## YOUR OBJECTIVE
Look through the listing below and report the lines that have the word "overview" in them.

## DATA SUPPLIED
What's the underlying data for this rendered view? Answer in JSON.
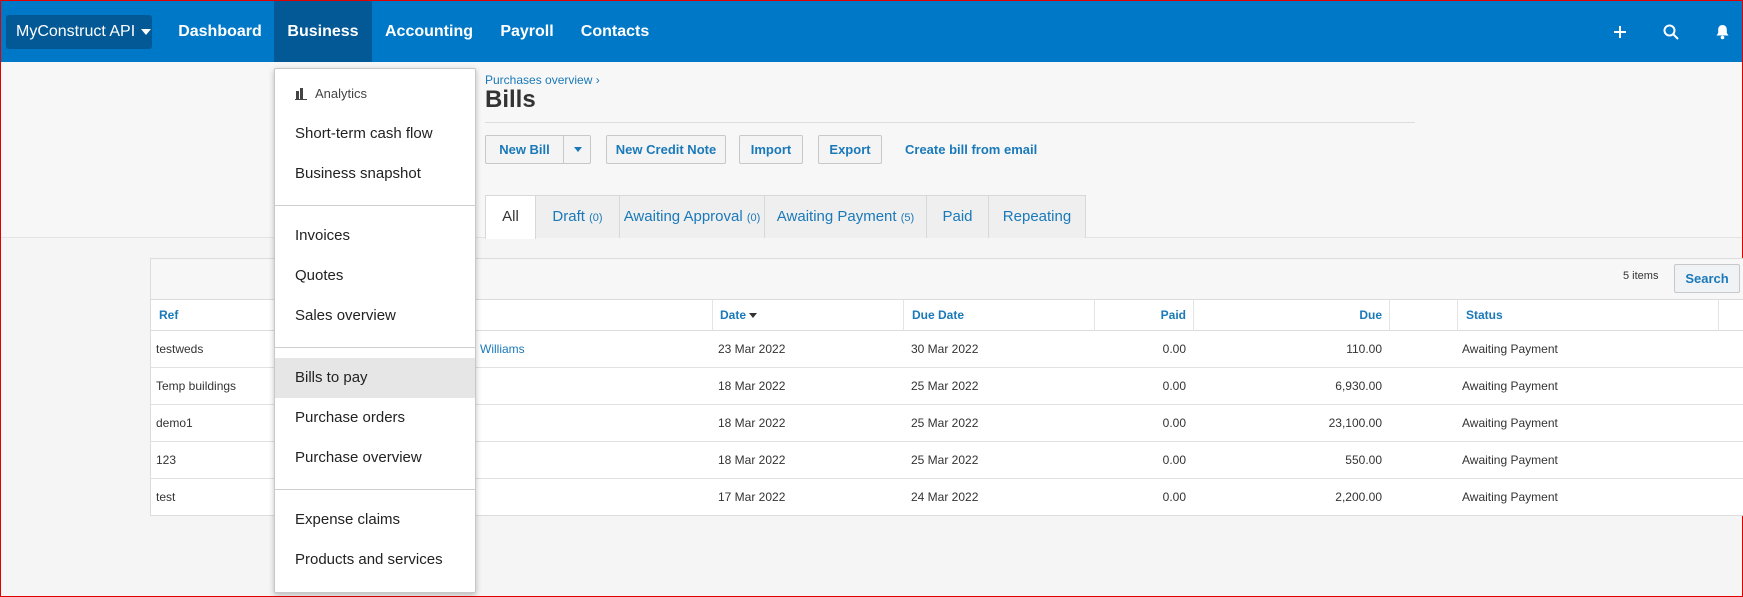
{
  "nav": {
    "org": "MyConstruct API",
    "items": [
      "Dashboard",
      "Business",
      "Accounting",
      "Payroll",
      "Contacts"
    ],
    "active": "Business",
    "icons": [
      "plus-icon",
      "search-icon",
      "bell-icon"
    ]
  },
  "header": {
    "breadcrumb": "Purchases overview ›",
    "title": "Bills",
    "buttons": {
      "new_bill": "New Bill",
      "new_credit_note": "New Credit Note",
      "import": "Import",
      "export": "Export",
      "create_from_email": "Create bill from email"
    }
  },
  "tabs": [
    {
      "label": "All",
      "count": ""
    },
    {
      "label": "Draft",
      "count": "(0)"
    },
    {
      "label": "Awaiting Approval",
      "count": "(0)"
    },
    {
      "label": "Awaiting Payment",
      "count": "(5)"
    },
    {
      "label": "Paid",
      "count": ""
    },
    {
      "label": "Repeating",
      "count": ""
    }
  ],
  "table": {
    "items_count": "5 items",
    "search_label": "Search",
    "columns": {
      "ref": "Ref",
      "date": "Date",
      "due_date": "Due Date",
      "paid": "Paid",
      "due": "Due",
      "status": "Status"
    },
    "rows": [
      {
        "ref": "testweds",
        "to": "Williams",
        "date": "23 Mar 2022",
        "due_date": "30 Mar 2022",
        "paid": "0.00",
        "due": "110.00",
        "status": "Awaiting Payment"
      },
      {
        "ref": "Temp buildings",
        "to": "",
        "date": "18 Mar 2022",
        "due_date": "25 Mar 2022",
        "paid": "0.00",
        "due": "6,930.00",
        "status": "Awaiting Payment"
      },
      {
        "ref": "demo1",
        "to": "",
        "date": "18 Mar 2022",
        "due_date": "25 Mar 2022",
        "paid": "0.00",
        "due": "23,100.00",
        "status": "Awaiting Payment"
      },
      {
        "ref": "123",
        "to": "",
        "date": "18 Mar 2022",
        "due_date": "25 Mar 2022",
        "paid": "0.00",
        "due": "550.00",
        "status": "Awaiting Payment"
      },
      {
        "ref": "test",
        "to": "",
        "date": "17 Mar 2022",
        "due_date": "24 Mar 2022",
        "paid": "0.00",
        "due": "2,200.00",
        "status": "Awaiting Payment"
      }
    ]
  },
  "dropdown": {
    "analytics_label": "Analytics",
    "groups": [
      [
        "Short-term cash flow",
        "Business snapshot"
      ],
      [
        "Invoices",
        "Quotes",
        "Sales overview"
      ],
      [
        "Bills to pay",
        "Purchase orders",
        "Purchase overview"
      ],
      [
        "Expense claims",
        "Products and services"
      ]
    ],
    "highlighted": "Bills to pay"
  },
  "colors": {
    "nav_bg": "#0078c8",
    "nav_active": "#035996",
    "link": "#1a79b9"
  }
}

## ANSWER TO THIS EXERCISE
    "breadcrumb": "Purchases overview ›",
        "Sales overview"
        "Purchase overview"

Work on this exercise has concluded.